Topology refers to the way parts or components are arranged. The research by Department of Chemistry Assistant Professor Ellinor Haglund and graduate student Jennifer Michelle Simien involves the Pierced Lasso Topology (PLT), which was discovered by Haglund within the past decade. PLTs are a type of “knot-like” structure found in some disulfide-bonded proteins. Disulfide bonds play a critical role for protein stability and biological activity, and they allow regulation by environmental factors such as oxidizing and reducing environments.
Haglund and Simien concluded that PLTs were created in nature to control biological activity and possibly to protect against the degradation of proteins within living organisms.
“In this review, we investigate the correlation between biological processes and PLT formation. We discovered that the association between disulfide bonds, PLTs and biological function is an introduction of a new function,” Haglund said. “Future research will focus on answering these questions in more detail.”
Implications for everyday life
The role of threaded topologies in nature have been disregarded and only introduced in proteins within the past 40 years. Similarly, knotted topologies introduced by human innovation impacts daily existence. Knots have been employed to help in grouping materials (netting), moving objects (wrapping) and art. The same is true for PLTs, which are found in belts, crochet and lifting straps, where topology is what makes it functional. PLTs, therefore, hold an untapped potential in everyday life.

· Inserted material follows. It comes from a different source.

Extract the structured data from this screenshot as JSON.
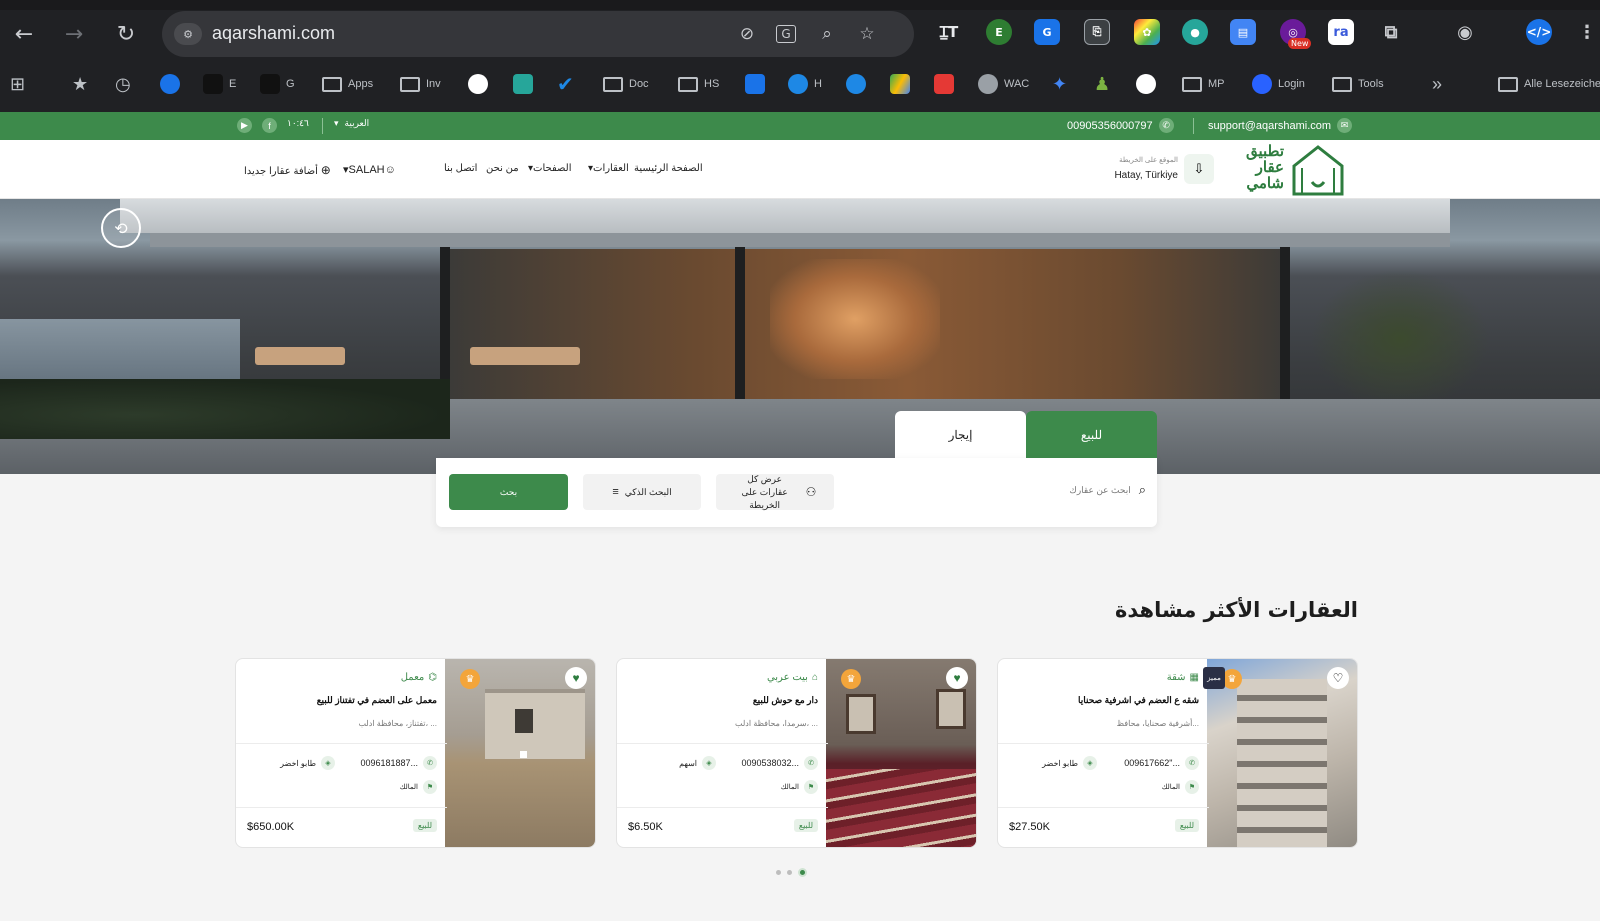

This work is an example of UH Mānoa’s goal of Excellence in Research (PDF), one of four goals identified in the 2015–25 Strategic Plan (PDF), updated in December 2020.